Some years ago, one of my sisters surprised me by asking if was Bob Davis who had inspired me to become a farmer. I had not thought of the Davises for years, and now, thinking back, I could say with surety that farming never entered my head as a possible occupation then. Statesman, general, actor, lawyer, author, senator, yes, but farmer? Any form of manual labor (I did not know then how much intellectual labor farming demanded) beyond a teenager’s summer job was not part of my world. It was not that I thought I was too good for it, but simply that in my class and situation only certain occupations were even conceivable. Besides, there had been other, much more recent influences, farmers I had worked for in New England. Thinking about them, recalling how and why I had respected and admired them, I realized they were of the same species as Bob: grave, humorous, sage men of great integrity, whose lives seemed to me a credit to humanity. Yet they were unheroic, unsung, ordinary men of what was quickly becoming an antique rural world, citizens of the Republic. General farmers all, they provided me with a pattern of farming as well as behavior and character.
I knew none of this at the time, and I gave up that life without a qualm. In the last year I lived in New Jersey, before I went away to college, I was hardly ever at Waln’s Mill. Living in the northern part of the state, I worked as a golf course greens keeper that summer, and spent my evenings playing miniature golf with my dopey girlfriend. Meanwhile, the fireflies were thick in the creek bottom, there were oats to be combined and hay to be made, a marsh hawk hunted the meadows, and the boy with the .22 was missing from the hedgerows and fields. I shake my head when I think of it, but it had to be done; I had to turn away from that life to seek what I thought was my fortune in what I thought was the world, and it was fitting that I should do it lightly, without a backward glance. I had to go away to come back — not to the same place, I mean. I never returned to New Jersey, but I did become a pokey general farmer and more than half a century after I first met Bob Davis, I realize that I have been trying unconsciously (and with indifferent success) to model my character on his.

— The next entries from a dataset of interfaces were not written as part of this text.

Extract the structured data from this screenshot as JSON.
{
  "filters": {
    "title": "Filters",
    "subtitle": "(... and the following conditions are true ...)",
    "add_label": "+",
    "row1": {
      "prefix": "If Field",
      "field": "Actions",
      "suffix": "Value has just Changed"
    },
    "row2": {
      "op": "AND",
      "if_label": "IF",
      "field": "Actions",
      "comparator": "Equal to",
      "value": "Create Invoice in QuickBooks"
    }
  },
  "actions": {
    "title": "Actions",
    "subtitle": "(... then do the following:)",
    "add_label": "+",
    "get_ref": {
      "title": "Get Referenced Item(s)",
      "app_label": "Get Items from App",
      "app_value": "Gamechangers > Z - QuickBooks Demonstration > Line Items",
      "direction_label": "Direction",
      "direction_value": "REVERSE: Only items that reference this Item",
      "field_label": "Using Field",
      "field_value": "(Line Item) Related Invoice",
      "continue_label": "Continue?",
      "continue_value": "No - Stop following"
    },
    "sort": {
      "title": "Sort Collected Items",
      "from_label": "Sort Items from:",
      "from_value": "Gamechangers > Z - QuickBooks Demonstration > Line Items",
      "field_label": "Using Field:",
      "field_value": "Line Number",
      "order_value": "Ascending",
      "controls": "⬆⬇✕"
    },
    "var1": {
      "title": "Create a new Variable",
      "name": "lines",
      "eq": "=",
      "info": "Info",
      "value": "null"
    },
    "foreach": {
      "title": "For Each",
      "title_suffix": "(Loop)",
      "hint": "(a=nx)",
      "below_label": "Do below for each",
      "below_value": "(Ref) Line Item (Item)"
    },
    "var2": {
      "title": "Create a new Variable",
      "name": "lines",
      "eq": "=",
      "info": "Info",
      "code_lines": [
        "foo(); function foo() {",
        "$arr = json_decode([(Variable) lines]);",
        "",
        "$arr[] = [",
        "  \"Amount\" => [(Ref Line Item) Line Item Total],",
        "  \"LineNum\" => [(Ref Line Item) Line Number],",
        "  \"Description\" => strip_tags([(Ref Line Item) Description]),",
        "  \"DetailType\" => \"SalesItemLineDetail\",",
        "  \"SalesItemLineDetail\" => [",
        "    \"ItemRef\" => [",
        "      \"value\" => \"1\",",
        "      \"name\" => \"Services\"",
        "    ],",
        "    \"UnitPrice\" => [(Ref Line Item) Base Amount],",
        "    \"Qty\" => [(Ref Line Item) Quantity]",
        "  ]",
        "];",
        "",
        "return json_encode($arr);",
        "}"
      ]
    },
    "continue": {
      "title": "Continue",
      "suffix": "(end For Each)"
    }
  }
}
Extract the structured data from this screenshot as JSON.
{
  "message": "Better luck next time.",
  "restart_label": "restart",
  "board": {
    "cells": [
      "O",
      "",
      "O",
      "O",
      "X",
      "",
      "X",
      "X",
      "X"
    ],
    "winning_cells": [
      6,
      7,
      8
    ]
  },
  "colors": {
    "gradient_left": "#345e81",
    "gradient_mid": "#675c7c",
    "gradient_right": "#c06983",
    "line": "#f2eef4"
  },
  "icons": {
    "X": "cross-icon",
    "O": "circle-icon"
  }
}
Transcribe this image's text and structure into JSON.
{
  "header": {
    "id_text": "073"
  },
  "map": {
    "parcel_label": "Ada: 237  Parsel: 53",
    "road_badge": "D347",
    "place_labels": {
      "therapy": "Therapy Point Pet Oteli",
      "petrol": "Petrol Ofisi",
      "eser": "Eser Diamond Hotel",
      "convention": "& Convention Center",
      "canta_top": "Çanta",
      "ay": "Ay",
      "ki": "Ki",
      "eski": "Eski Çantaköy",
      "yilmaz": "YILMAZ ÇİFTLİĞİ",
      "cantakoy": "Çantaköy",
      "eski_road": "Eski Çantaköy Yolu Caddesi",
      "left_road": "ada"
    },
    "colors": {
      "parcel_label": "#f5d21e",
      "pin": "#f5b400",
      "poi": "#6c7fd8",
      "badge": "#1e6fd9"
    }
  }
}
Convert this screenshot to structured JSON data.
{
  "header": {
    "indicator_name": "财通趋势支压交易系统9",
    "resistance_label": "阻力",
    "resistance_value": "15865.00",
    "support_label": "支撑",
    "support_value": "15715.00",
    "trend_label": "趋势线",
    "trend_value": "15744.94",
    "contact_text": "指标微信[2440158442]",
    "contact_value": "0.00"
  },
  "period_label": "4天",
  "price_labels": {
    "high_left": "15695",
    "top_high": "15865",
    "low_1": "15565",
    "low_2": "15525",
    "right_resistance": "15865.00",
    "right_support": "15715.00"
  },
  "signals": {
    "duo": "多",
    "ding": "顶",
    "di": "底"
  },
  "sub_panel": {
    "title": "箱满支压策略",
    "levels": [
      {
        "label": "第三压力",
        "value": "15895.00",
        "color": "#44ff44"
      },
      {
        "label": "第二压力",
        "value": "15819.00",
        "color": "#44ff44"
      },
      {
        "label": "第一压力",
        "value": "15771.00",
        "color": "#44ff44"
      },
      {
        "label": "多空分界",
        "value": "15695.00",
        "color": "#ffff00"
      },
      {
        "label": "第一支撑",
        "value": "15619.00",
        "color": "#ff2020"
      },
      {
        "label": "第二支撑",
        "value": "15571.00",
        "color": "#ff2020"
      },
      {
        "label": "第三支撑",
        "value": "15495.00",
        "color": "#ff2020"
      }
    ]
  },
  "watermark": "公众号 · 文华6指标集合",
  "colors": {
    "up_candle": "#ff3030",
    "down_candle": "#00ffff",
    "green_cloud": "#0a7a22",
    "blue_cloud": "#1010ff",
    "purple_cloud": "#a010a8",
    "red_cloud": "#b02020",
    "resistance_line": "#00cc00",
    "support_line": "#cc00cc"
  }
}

Nevertheless, it would be nice to go back to that one rural place. I put down my pen and daydream that some of the family still live at Waln’s Mill. What I’d really like, I guess, is that it should be the summer of 1950 again, and I can feel the rhythm of the combine, chaff flies up golden in the sun, and I can hear Bob say, as I climb into the old truck at 3 a.m., “Well, well, and how’s Jigsy this morning?”
“Liberty must at all hazards be supported” —John Adams. *